** REQUIREMENT **
Return all lines in the data where the string "Identifier" can be found.

** Records from a data collection **
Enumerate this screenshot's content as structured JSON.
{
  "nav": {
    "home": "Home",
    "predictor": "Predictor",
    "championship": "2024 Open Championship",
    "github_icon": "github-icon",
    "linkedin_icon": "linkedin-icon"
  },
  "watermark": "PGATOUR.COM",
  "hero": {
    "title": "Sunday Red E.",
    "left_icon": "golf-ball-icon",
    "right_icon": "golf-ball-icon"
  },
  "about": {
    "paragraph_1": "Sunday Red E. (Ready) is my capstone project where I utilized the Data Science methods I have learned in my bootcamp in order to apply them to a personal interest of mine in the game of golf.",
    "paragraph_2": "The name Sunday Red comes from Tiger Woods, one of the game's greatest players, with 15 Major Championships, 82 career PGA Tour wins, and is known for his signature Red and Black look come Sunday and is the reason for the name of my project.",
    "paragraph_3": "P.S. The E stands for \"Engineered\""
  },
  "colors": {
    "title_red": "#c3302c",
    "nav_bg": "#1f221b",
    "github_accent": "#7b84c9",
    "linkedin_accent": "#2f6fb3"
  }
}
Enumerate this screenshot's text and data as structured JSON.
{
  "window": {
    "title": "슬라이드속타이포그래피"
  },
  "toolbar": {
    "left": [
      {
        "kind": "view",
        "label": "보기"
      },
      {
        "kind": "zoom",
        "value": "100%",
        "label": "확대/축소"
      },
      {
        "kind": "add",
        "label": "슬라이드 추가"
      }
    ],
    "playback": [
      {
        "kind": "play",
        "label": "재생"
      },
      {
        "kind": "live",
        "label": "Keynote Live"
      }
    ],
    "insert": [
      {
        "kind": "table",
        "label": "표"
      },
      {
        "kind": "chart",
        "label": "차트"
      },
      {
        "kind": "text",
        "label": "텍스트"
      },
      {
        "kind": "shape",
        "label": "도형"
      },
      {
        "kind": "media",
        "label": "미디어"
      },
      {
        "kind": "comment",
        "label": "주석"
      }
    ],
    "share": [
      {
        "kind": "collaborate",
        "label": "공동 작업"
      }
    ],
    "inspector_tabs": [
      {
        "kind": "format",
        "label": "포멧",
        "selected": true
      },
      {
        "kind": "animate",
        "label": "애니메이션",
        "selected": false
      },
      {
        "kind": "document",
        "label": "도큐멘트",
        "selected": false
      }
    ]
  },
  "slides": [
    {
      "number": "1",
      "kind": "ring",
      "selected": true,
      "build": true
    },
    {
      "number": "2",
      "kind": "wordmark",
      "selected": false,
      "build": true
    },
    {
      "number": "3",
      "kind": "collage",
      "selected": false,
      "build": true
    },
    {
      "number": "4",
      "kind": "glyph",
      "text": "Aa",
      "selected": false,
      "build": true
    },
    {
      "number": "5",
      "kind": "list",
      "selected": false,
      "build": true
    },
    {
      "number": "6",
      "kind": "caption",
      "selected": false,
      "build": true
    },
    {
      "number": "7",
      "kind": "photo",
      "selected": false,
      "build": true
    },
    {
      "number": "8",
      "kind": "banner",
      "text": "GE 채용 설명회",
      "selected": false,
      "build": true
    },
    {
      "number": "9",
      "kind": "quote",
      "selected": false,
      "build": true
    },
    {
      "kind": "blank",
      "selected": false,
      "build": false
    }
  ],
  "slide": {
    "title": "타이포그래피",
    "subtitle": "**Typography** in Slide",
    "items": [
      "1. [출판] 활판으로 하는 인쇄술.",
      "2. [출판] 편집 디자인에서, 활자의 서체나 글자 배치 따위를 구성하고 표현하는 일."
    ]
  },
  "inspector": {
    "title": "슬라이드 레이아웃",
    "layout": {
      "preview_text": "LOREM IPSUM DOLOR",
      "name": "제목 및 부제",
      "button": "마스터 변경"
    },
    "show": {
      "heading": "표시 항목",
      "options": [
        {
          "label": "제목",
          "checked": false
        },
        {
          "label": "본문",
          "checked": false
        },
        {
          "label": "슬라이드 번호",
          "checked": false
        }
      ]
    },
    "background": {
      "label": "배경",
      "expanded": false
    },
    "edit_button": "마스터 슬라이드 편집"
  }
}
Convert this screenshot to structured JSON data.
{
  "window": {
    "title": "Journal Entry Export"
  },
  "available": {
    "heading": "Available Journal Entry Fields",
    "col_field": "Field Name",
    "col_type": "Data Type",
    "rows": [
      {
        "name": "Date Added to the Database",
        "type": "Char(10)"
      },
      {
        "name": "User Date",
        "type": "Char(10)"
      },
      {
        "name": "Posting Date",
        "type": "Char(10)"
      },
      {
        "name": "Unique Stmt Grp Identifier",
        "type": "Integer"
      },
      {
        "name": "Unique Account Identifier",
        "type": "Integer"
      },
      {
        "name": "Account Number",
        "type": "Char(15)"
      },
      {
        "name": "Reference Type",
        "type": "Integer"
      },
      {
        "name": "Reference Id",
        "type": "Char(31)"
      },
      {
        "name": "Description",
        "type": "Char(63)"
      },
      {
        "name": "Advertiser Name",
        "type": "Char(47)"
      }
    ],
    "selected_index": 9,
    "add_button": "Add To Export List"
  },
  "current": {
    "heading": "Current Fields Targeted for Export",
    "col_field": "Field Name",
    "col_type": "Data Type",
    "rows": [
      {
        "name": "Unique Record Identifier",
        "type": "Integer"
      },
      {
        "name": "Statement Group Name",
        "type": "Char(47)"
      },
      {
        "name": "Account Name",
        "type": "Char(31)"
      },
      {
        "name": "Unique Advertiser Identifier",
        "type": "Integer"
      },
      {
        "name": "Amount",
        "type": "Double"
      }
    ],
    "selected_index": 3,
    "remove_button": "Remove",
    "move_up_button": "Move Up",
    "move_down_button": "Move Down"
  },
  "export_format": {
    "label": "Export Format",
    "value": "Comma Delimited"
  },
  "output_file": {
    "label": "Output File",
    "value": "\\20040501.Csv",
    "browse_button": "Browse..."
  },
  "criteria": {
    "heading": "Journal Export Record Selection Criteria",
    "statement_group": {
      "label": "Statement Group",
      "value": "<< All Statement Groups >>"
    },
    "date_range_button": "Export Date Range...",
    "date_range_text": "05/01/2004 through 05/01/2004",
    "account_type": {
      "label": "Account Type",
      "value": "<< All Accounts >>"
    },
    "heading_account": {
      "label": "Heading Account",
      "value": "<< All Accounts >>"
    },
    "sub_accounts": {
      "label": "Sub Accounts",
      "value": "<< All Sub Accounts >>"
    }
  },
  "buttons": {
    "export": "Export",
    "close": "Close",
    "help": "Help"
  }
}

** SOLUTION FOR THIS TASK **
        "name": "Unique Stmt Grp Identifier",
        "name": "Unique Account Identifier",
        "name": "Unique Record Identifier",
        "name": "Unique Advertiser Identifier",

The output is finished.